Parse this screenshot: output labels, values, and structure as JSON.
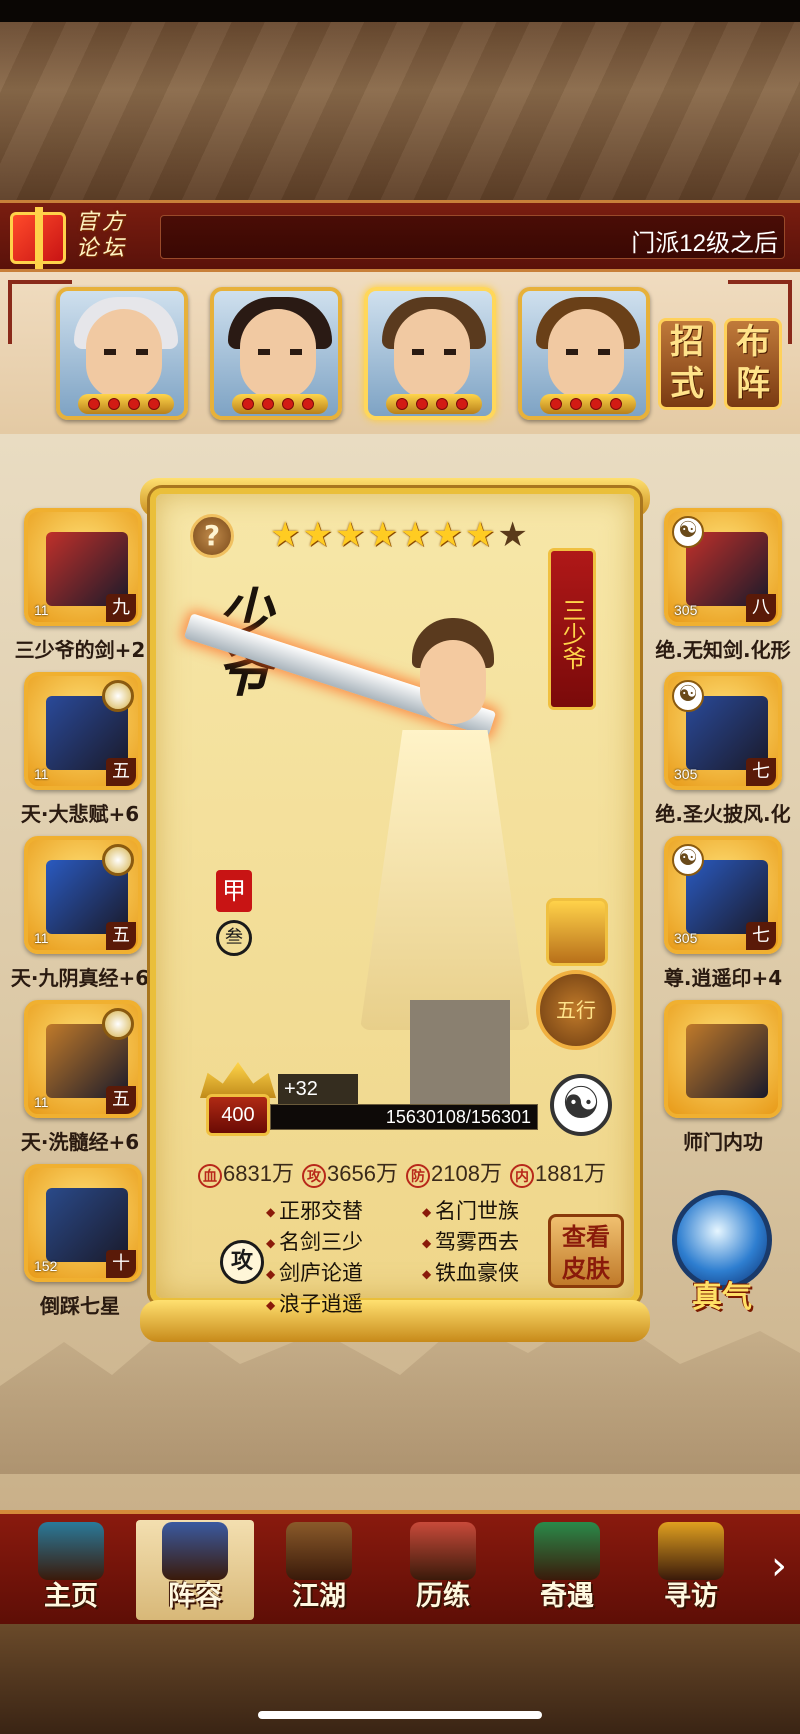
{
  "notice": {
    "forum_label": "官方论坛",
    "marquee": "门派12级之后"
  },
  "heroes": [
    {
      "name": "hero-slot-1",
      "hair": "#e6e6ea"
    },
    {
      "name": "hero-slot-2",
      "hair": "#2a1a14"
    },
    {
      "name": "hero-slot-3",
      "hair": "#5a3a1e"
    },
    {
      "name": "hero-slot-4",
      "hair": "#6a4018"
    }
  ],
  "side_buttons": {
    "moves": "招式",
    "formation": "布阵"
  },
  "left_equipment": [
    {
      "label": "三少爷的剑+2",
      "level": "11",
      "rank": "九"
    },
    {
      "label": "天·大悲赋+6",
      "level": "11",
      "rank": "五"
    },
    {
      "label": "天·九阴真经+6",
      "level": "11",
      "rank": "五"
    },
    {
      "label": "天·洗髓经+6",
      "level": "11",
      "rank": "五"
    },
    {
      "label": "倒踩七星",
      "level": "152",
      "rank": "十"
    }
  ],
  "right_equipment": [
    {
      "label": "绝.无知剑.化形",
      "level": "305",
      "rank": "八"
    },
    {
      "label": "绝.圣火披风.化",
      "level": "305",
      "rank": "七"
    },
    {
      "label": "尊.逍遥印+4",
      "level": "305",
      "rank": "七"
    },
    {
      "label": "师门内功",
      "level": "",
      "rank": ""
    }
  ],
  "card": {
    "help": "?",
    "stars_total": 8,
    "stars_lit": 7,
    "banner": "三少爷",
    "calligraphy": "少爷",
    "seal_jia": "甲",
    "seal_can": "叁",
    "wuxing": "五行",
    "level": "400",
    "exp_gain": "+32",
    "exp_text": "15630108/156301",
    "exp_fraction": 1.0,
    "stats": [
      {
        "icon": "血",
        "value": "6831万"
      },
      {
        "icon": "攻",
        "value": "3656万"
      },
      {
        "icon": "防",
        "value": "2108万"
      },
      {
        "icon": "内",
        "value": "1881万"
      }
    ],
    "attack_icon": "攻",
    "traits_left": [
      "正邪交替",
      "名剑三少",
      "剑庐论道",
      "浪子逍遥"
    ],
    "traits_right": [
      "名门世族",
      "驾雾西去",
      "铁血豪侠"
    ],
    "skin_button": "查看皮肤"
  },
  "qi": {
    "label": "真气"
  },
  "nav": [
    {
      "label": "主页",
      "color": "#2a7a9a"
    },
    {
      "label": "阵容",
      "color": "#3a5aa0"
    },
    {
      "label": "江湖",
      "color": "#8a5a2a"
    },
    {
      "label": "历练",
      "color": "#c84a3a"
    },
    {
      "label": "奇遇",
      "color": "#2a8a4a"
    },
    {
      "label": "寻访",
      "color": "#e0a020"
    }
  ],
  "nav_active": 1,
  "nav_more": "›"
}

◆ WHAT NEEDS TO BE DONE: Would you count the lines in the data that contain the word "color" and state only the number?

◆ ANSWER TO THIS EXERCISE: 6